--- Task description ---
What is the number of lines in the records that contain "CENCOSUD"? Give only that number.

#####

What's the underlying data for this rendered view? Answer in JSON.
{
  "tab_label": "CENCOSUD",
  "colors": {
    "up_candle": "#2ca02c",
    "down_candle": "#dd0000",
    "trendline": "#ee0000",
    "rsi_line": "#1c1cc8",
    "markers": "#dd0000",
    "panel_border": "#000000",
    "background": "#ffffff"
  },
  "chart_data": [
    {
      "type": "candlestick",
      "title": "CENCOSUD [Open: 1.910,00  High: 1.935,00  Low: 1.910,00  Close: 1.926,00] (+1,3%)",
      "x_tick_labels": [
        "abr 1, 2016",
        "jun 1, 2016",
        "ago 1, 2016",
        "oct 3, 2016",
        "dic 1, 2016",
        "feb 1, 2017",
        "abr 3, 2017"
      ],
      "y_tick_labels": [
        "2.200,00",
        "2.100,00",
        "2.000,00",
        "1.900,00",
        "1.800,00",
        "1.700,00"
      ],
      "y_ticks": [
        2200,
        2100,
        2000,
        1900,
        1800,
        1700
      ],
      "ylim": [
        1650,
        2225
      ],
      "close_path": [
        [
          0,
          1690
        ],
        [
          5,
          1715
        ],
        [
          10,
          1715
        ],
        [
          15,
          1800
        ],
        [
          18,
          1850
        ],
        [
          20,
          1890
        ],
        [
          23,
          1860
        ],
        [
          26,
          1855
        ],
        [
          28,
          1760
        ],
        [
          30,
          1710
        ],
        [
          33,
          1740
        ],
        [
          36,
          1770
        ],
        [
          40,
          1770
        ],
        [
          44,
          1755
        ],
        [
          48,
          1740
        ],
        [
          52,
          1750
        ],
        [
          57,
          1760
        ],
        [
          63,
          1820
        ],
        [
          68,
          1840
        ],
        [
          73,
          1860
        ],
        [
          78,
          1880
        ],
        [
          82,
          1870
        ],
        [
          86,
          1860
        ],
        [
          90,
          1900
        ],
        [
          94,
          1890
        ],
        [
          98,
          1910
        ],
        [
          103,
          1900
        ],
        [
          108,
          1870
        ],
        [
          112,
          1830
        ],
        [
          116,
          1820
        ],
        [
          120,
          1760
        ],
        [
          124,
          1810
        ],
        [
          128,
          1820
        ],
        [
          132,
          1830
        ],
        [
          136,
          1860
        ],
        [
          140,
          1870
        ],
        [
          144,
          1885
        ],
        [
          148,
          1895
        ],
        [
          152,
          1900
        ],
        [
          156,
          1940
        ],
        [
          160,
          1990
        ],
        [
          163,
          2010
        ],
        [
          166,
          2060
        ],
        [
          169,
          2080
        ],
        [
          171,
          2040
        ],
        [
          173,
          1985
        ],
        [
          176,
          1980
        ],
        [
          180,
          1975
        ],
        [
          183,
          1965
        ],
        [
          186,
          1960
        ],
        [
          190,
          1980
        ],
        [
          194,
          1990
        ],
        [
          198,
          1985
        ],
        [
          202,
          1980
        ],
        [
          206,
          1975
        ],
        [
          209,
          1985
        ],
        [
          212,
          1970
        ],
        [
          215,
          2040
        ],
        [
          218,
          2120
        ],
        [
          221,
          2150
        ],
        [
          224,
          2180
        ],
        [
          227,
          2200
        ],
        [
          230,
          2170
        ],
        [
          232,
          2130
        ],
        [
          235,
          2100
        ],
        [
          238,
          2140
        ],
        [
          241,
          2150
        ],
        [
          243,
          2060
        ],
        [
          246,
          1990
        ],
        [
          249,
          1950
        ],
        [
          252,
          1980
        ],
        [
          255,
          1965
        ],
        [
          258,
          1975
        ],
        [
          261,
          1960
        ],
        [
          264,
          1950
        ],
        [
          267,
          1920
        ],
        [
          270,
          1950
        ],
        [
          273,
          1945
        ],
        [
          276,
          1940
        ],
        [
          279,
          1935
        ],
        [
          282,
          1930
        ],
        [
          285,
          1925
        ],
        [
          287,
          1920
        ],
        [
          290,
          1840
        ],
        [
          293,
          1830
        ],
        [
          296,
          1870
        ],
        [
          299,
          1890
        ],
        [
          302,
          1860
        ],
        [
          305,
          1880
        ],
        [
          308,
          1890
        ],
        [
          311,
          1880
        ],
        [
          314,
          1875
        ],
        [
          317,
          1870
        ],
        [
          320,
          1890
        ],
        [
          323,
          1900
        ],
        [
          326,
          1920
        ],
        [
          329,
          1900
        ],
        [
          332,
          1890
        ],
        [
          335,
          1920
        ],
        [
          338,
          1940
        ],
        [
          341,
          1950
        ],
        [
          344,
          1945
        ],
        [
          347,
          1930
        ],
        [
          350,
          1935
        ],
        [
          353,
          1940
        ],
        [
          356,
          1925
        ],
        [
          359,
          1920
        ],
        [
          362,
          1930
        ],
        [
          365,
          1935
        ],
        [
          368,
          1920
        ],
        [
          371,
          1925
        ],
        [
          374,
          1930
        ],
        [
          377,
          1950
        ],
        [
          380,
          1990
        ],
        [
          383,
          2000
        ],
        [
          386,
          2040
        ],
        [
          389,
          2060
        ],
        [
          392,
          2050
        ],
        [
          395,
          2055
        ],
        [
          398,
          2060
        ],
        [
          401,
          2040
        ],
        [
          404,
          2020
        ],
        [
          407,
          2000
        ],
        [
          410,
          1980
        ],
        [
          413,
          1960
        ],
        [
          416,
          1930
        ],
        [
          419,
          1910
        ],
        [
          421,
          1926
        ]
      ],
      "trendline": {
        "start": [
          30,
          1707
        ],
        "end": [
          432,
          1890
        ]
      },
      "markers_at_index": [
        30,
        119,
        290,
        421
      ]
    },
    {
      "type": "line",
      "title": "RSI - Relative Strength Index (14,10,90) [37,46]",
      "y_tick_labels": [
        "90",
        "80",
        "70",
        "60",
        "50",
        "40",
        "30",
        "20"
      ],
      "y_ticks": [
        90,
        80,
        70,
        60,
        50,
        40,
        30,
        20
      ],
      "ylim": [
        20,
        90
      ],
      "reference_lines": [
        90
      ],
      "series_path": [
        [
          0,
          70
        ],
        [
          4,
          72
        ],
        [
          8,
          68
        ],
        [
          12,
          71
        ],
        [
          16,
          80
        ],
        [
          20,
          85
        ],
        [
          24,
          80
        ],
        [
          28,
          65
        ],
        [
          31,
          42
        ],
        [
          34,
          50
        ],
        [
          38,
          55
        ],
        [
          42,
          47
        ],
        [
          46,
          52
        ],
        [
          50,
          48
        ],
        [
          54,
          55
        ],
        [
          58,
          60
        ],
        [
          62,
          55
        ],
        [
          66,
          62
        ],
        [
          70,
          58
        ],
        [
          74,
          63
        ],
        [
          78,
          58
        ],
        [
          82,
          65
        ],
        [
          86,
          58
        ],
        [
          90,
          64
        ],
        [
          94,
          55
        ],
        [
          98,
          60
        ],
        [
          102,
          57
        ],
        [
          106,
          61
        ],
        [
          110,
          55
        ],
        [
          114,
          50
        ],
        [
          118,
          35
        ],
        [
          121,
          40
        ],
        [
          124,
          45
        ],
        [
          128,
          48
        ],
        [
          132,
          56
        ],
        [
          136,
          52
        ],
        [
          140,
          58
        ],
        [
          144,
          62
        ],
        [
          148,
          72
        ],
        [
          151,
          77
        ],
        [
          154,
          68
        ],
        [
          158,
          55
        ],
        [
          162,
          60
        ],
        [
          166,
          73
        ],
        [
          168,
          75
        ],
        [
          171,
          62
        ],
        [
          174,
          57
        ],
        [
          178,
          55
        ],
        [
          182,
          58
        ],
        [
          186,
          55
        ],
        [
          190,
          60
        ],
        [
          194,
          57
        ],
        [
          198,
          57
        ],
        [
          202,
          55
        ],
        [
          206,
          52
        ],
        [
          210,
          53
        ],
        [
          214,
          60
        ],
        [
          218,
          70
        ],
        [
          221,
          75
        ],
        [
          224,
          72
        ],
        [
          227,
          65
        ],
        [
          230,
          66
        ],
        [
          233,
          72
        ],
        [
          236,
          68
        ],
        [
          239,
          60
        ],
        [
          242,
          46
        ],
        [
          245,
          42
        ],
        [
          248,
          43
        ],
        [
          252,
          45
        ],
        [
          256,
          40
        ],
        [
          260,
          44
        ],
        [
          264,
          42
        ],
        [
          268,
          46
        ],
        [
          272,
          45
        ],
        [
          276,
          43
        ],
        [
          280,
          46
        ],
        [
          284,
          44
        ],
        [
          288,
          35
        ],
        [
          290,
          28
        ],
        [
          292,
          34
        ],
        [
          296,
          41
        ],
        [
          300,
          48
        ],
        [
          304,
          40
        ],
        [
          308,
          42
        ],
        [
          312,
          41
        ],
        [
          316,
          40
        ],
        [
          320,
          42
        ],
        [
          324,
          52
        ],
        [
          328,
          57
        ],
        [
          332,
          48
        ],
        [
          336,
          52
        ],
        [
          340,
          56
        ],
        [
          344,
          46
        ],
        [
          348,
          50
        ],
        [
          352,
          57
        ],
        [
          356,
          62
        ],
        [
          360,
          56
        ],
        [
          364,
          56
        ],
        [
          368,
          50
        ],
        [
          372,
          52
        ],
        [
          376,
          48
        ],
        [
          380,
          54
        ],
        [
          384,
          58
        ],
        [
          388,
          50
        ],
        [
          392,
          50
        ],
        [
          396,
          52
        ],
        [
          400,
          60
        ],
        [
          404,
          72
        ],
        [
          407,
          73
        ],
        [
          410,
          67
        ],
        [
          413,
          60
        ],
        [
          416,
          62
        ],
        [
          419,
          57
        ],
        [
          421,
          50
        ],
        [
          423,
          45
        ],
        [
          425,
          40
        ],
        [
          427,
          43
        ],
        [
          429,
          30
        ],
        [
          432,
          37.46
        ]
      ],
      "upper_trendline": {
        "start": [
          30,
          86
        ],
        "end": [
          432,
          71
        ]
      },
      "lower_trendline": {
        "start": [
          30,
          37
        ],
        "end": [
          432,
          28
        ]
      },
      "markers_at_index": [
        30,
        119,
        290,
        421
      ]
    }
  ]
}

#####

--- Expected answer ---
2